WORK REQUEST
Repeat the data exactly. Pictures stay out.

─── STUDY MATERIAL ───

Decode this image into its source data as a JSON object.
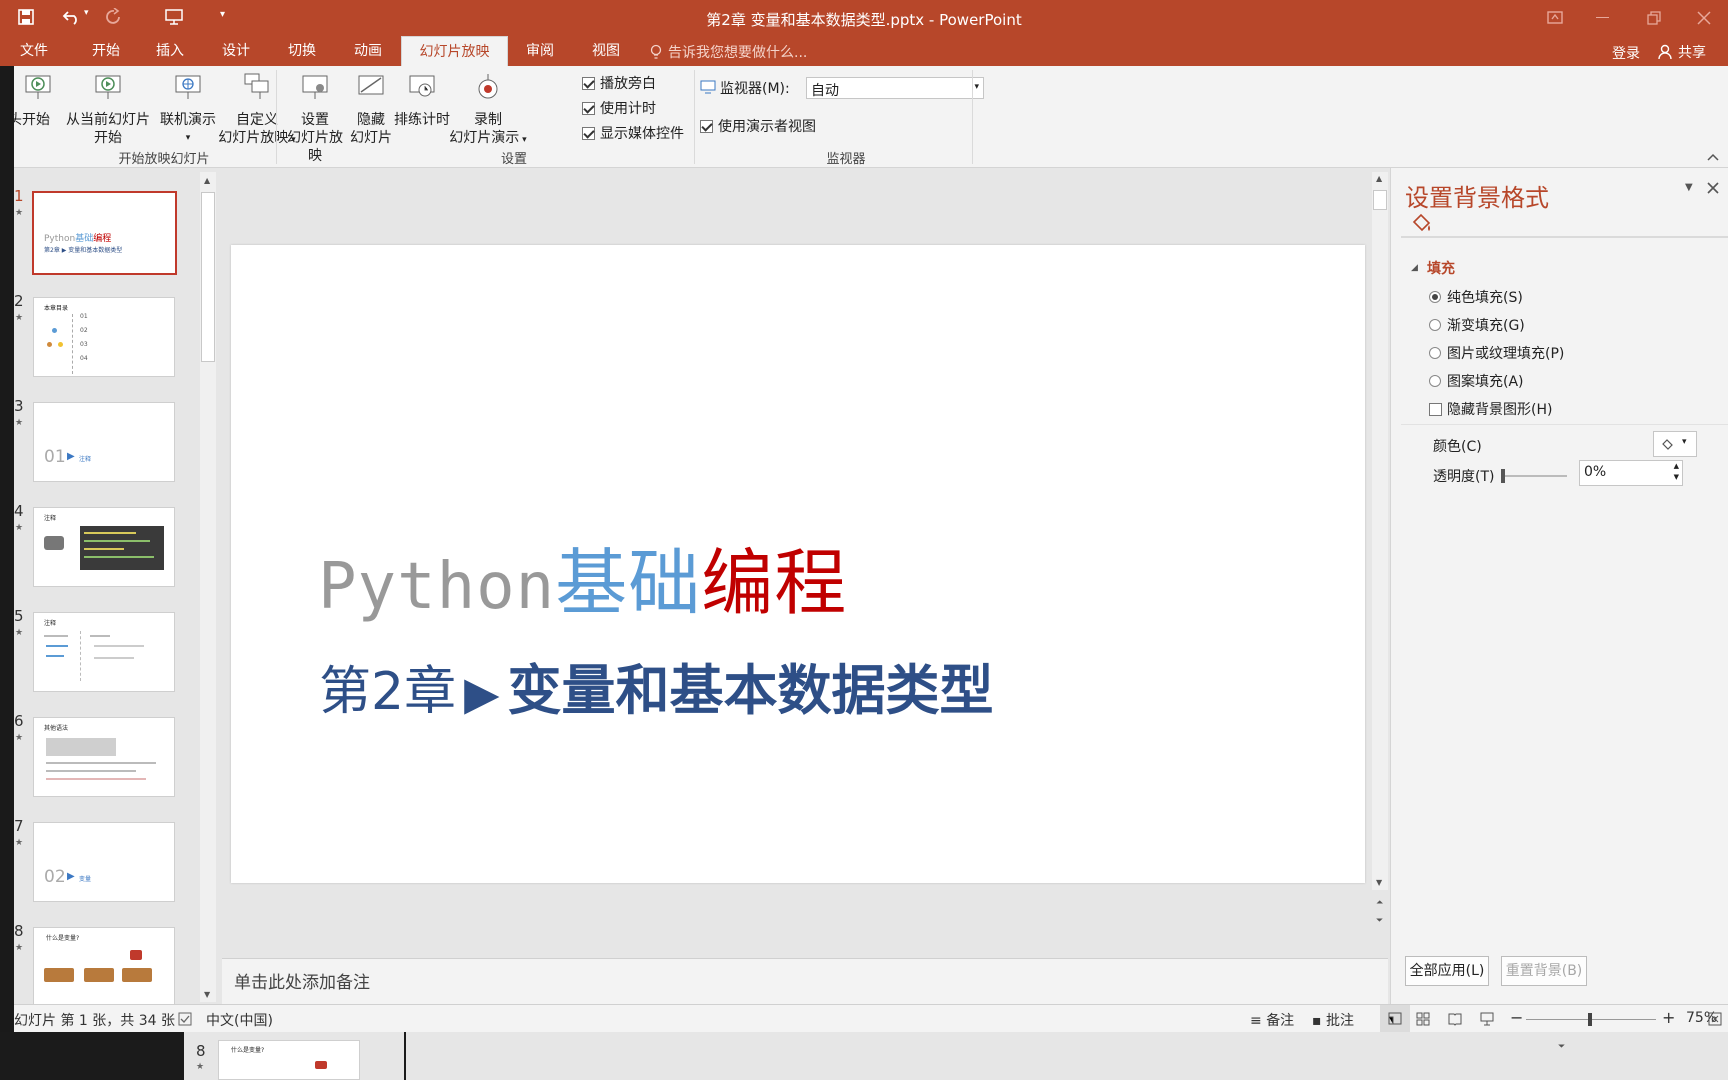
{
  "titlebar": {
    "doc_title": "第2章 变量和基本数据类型.pptx - PowerPoint"
  },
  "tabs": [
    {
      "label": "文件"
    },
    {
      "label": "开始"
    },
    {
      "label": "插入"
    },
    {
      "label": "设计"
    },
    {
      "label": "切换"
    },
    {
      "label": "动画"
    },
    {
      "label": "幻灯片放映"
    },
    {
      "label": "审阅"
    },
    {
      "label": "视图"
    }
  ],
  "tell_me": "告诉我您想要做什么...",
  "login": "登录",
  "share": "共享",
  "ribbon": {
    "from_start": "头开始",
    "from_current_1": "从当前幻灯片",
    "from_current_2": "开始",
    "online": "联机演示",
    "custom_1": "自定义",
    "custom_2": "幻灯片放映",
    "setup_1": "设置",
    "setup_2": "幻灯片放映",
    "hide_1": "隐藏",
    "hide_2": "幻灯片",
    "rehearse": "排练计时",
    "record_1": "录制",
    "record_2": "幻灯片演示",
    "cb_narration": "播放旁白",
    "cb_timing": "使用计时",
    "cb_media": "显示媒体控件",
    "monitor_label": "监视器(M):",
    "monitor_value": "自动",
    "presenter_view": "使用演示者视图",
    "group_start": "开始放映幻灯片",
    "group_setup": "设置",
    "group_monitor": "监视器"
  },
  "thumbnails": [
    {
      "num": "1",
      "title_gray": "Python",
      "title_blue": "基础",
      "title_red": "编程",
      "subtitle": "第2章 ▶ 变量和基本数据类型"
    },
    {
      "num": "2",
      "title": "本章目录",
      "items": [
        "01",
        "02",
        "03",
        "04"
      ]
    },
    {
      "num": "3",
      "big": "01",
      "label": "注释"
    },
    {
      "num": "4",
      "title": "注释"
    },
    {
      "num": "5",
      "title": "注释"
    },
    {
      "num": "6",
      "title": "其他语法"
    },
    {
      "num": "7",
      "big": "02",
      "label": "变量"
    },
    {
      "num": "8",
      "title": "什么是变量?"
    }
  ],
  "slide": {
    "title_gray": "Python",
    "title_blue": "基础",
    "title_red": "编程",
    "chapter": "第2章",
    "arrow": "▶",
    "subtitle": "变量和基本数据类型"
  },
  "notes_placeholder": "单击此处添加备注",
  "pane": {
    "title": "设置背景格式",
    "section": "填充",
    "options": [
      {
        "label": "纯色填充(S)",
        "selected": true
      },
      {
        "label": "渐变填充(G)",
        "selected": false
      },
      {
        "label": "图片或纹理填充(P)",
        "selected": false
      },
      {
        "label": "图案填充(A)",
        "selected": false
      }
    ],
    "hide_bg": "隐藏背景图形(H)",
    "color_label": "颜色(C)",
    "transparency_label": "透明度(T)",
    "transparency_value": "0%",
    "apply_all": "全部应用(L)",
    "reset_bg": "重置背景(B)"
  },
  "status": {
    "slide_info": "幻灯片 第 1 张，共 34 张",
    "language": "中文(中国)",
    "notes": "备注",
    "comments": "批注",
    "zoom": "75%"
  },
  "bottom_strip": {
    "num": "8",
    "title": "什么是变量?"
  },
  "colors": {
    "accent": "#b7472a",
    "title_gray": "#999999",
    "title_blue": "#5b9bd5",
    "title_red": "#c00000",
    "subtitle_navy": "#2e4f87"
  }
}
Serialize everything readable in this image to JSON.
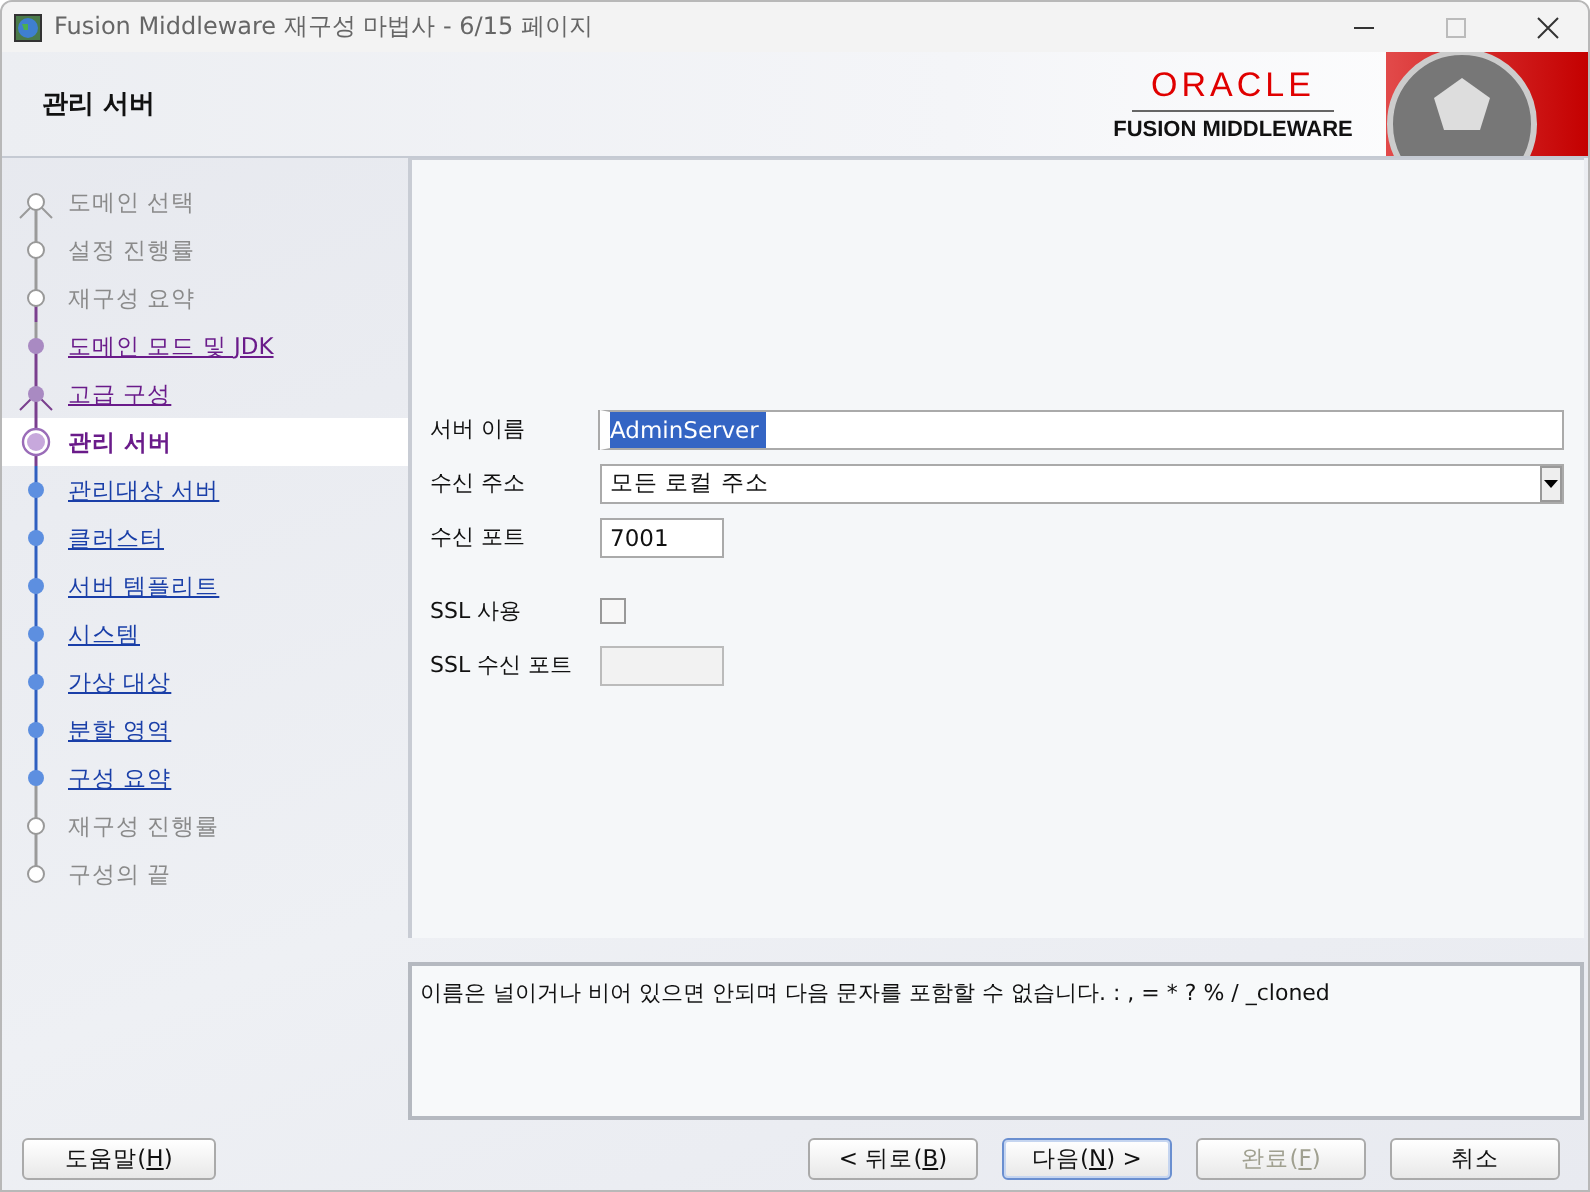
{
  "window": {
    "title": "Fusion Middleware 재구성 마법사 - 6/15 페이지"
  },
  "header": {
    "title": "관리 서버",
    "brand": "ORACLE",
    "product": "FUSION MIDDLEWARE"
  },
  "steps": [
    {
      "label": "도메인 선택",
      "kind": "disabled",
      "branch": true
    },
    {
      "label": "설정 진행률",
      "kind": "disabled",
      "branch": false
    },
    {
      "label": "재구성 요약",
      "kind": "disabled",
      "branch": false
    },
    {
      "label": "도메인 모드 및 JDK",
      "kind": "visited",
      "branch": false
    },
    {
      "label": "고급 구성",
      "kind": "visited",
      "branch": true
    },
    {
      "label": "관리 서버",
      "kind": "current",
      "branch": false
    },
    {
      "label": "관리대상 서버",
      "kind": "available",
      "branch": false
    },
    {
      "label": "클러스터",
      "kind": "available",
      "branch": false
    },
    {
      "label": "서버 템플리트",
      "kind": "available",
      "branch": false
    },
    {
      "label": "시스템",
      "kind": "available",
      "branch": false
    },
    {
      "label": "가상 대상",
      "kind": "available",
      "branch": false
    },
    {
      "label": "분할 영역",
      "kind": "available",
      "branch": false
    },
    {
      "label": "구성 요약",
      "kind": "available",
      "branch": false
    },
    {
      "label": "재구성 진행률",
      "kind": "disabled",
      "branch": false
    },
    {
      "label": "구성의 끝",
      "kind": "disabled",
      "branch": false
    }
  ],
  "server_fields": [
    {
      "kind": "text",
      "label": "서버 이름",
      "value": "AdminServer",
      "wide": true,
      "highlighted": true
    },
    {
      "kind": "select",
      "label": "수신 주소",
      "value": "모든 로컬 주소",
      "wide": true,
      "highlighted": false
    },
    {
      "kind": "text",
      "label": "수신 포트",
      "value": "7001",
      "wide": false,
      "highlighted": false
    }
  ],
  "ssl_fields": [
    {
      "kind": "checkbox",
      "label": "SSL 사용",
      "checked": false
    },
    {
      "kind": "text",
      "label": "SSL 수신 포트",
      "disabled": true
    }
  ],
  "message": "이름은 널이거나 비어 있으면 안되며 다음 문자를 포함할 수 없습니다. : , = * ? % / _cloned",
  "help_button": {
    "text_start": "도움말(",
    "key": "H",
    "text_end": ")"
  },
  "buttons": [
    {
      "text_start": "< 뒤로(",
      "key": "B",
      "text_end": ")",
      "disabled": false,
      "default": false
    },
    {
      "text_start": "다음(",
      "key": "N",
      "text_end": ") >",
      "disabled": false,
      "default": true
    },
    {
      "text_start": "완료(",
      "key": "F",
      "text_end": ")",
      "disabled": true,
      "default": false
    },
    {
      "text_start": "취소",
      "disabled": false,
      "default": false
    }
  ]
}
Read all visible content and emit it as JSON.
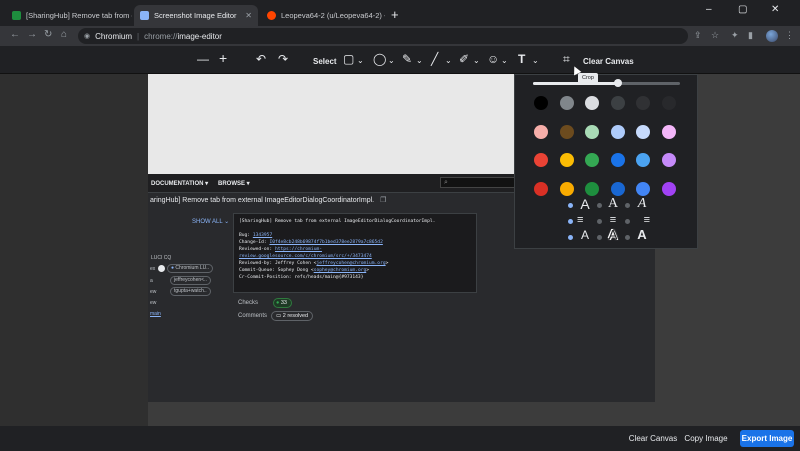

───

SOLVED PROBLEM
Decode this image into its source data as a JSON object.
{
  "titlebar": {
    "doc_title": "第2章 变量和基本数据类型.pptx - PowerPoint"
  },
  "tabs": [
    {
      "label": "文件"
    },
    {
      "label": "开始"
    },
    {
      "label": "插入"
    },
    {
      "label": "设计"
    },
    {
      "label": "切换"
    },
    {
      "label": "动画"
    },
    {
      "label": "幻灯片放映"
    },
    {
      "label": "审阅"
    },
    {
      "label": "视图"
    }
  ],
  "tell_me": "告诉我您想要做什么...",
  "login": "登录",
  "share": "共享",
  "ribbon": {
    "from_start": "头开始",
    "from_current_1": "从当前幻灯片",
    "from_current_2": "开始",
    "online": "联机演示",
    "custom_1": "自定义",
    "custom_2": "幻灯片放映",
    "setup_1": "设置",
    "setup_2": "幻灯片放映",
    "hide_1": "隐藏",
    "hide_2": "幻灯片",
    "rehearse": "排练计时",
    "record_1": "录制",
    "record_2": "幻灯片演示",
    "cb_narration": "播放旁白",
    "cb_timing": "使用计时",
    "cb_media": "显示媒体控件",
    "monitor_label": "监视器(M):",
    "monitor_value": "自动",
    "presenter_view": "使用演示者视图",
    "group_start": "开始放映幻灯片",
    "group_setup": "设置",
    "group_monitor": "监视器"
  },
  "thumbnails": [
    {
      "num": "1",
      "title_gray": "Python",
      "title_blue": "基础",
      "title_red": "编程",
      "subtitle": "第2章 ▶ 变量和基本数据类型"
    },
    {
      "num": "2",
      "title": "本章目录",
      "items": [
        "01",
        "02",
        "03",
        "04"
      ]
    },
    {
      "num": "3",
      "big": "01",
      "label": "注释"
    },
    {
      "num": "4",
      "title": "注释"
    },
    {
      "num": "5",
      "title": "注释"
    },
    {
      "num": "6",
      "title": "其他语法"
    },
    {
      "num": "7",
      "big": "02",
      "label": "变量"
    },
    {
      "num": "8",
      "title": "什么是变量?"
    }
  ],
  "slide": {
    "title_gray": "Python",
    "title_blue": "基础",
    "title_red": "编程",
    "chapter": "第2章",
    "arrow": "▶",
    "subtitle": "变量和基本数据类型"
  },
  "notes_placeholder": "单击此处添加备注",
  "pane": {
    "title": "设置背景格式",
    "section": "填充",
    "options": [
      {
        "label": "纯色填充(S)",
        "selected": true
      },
      {
        "label": "渐变填充(G)",
        "selected": false
      },
      {
        "label": "图片或纹理填充(P)",
        "selected": false
      },
      {
        "label": "图案填充(A)",
        "selected": false
      }
    ],
    "hide_bg": "隐藏背景图形(H)",
    "color_label": "颜色(C)",
    "transparency_label": "透明度(T)",
    "transparency_value": "0%",
    "apply_all": "全部应用(L)",
    "reset_bg": "重置背景(B)"
  },
  "status": {
    "slide_info": "幻灯片 第 1 张，共 34 张",
    "language": "中文(中国)",
    "notes": "备注",
    "comments": "批注",
    "zoom": "75%"
  },
  "bottom_strip": {
    "num": "8",
    "title": "什么是变量?"
  },
  "colors": {
    "accent": "#b7472a",
    "title_gray": "#999999",
    "title_blue": "#5b9bd5",
    "title_red": "#c00000",
    "subtitle_navy": "#2e4f87"
  }
}
Serialize everything readable in this image to JSON.
{
  "window": {
    "title": "Fusion Middleware 재구성 마법사 - 6/15 페이지"
  },
  "header": {
    "title": "관리 서버",
    "brand": "ORACLE",
    "product": "FUSION MIDDLEWARE"
  },
  "steps": [
    {
      "label": "도메인 선택",
      "kind": "disabled",
      "branch": true
    },
    {
      "label": "설정 진행률",
      "kind": "disabled",
      "branch": false
    },
    {
      "label": "재구성 요약",
      "kind": "disabled",
      "branch": false
    },
    {
      "label": "도메인 모드 및 JDK",
      "kind": "visited",
      "branch": false
    },
    {
      "label": "고급 구성",
      "kind": "visited",
      "branch": true
    },
    {
      "label": "관리 서버",
      "kind": "current",
      "branch": false
    },
    {
      "label": "관리대상 서버",
      "kind": "available",
      "branch": false
    },
    {
      "label": "클러스터",
      "kind": "available",
      "branch": false
    },
    {
      "label": "서버 템플리트",
      "kind": "available",
      "branch": false
    },
    {
      "label": "시스템",
      "kind": "available",
      "branch": false
    },
    {
      "label": "가상 대상",
      "kind": "available",
      "branch": false
    },
    {
      "label": "분할 영역",
      "kind": "available",
      "branch": false
    },
    {
      "label": "구성 요약",
      "kind": "available",
      "branch": false
    },
    {
      "label": "재구성 진행률",
      "kind": "disabled",
      "branch": false
    },
    {
      "label": "구성의 끝",
      "kind": "disabled",
      "branch": false
    }
  ],
  "server_fields": [
    {
      "kind": "text",
      "label": "서버 이름",
      "value": "AdminServer",
      "wide": true,
      "highlighted": true
    },
    {
      "kind": "select",
      "label": "수신 주소",
      "value": "모든 로컬 주소",
      "wide": true,
      "highlighted": false
    },
    {
      "kind": "text",
      "label": "수신 포트",
      "value": "7001",
      "wide": false,
      "highlighted": false
    }
  ],
  "ssl_fields": [
    {
      "kind": "checkbox",
      "label": "SSL 사용",
      "checked": false
    },
    {
      "kind": "text",
      "label": "SSL 수신 포트",
      "disabled": true
    }
  ],
  "message": "이름은 널이거나 비어 있으면 안되며 다음 문자를 포함할 수 없습니다. : , = * ? % / _cloned",
  "help_button": {
    "text_start": "도움말(",
    "key": "H",
    "text_end": ")"
  },
  "buttons": [
    {
      "text_start": "< 뒤로(",
      "key": "B",
      "text_end": ")",
      "disabled": false,
      "default": false
    },
    {
      "text_start": "다음(",
      "key": "N",
      "text_end": ") >",
      "disabled": false,
      "default": true
    },
    {
      "text_start": "완료(",
      "key": "F",
      "text_end": ")",
      "disabled": true,
      "default": false
    },
    {
      "text_start": "취소",
      "disabled": false,
      "default": false
    }
  ]
}
Read all visible content and emit it as JSON.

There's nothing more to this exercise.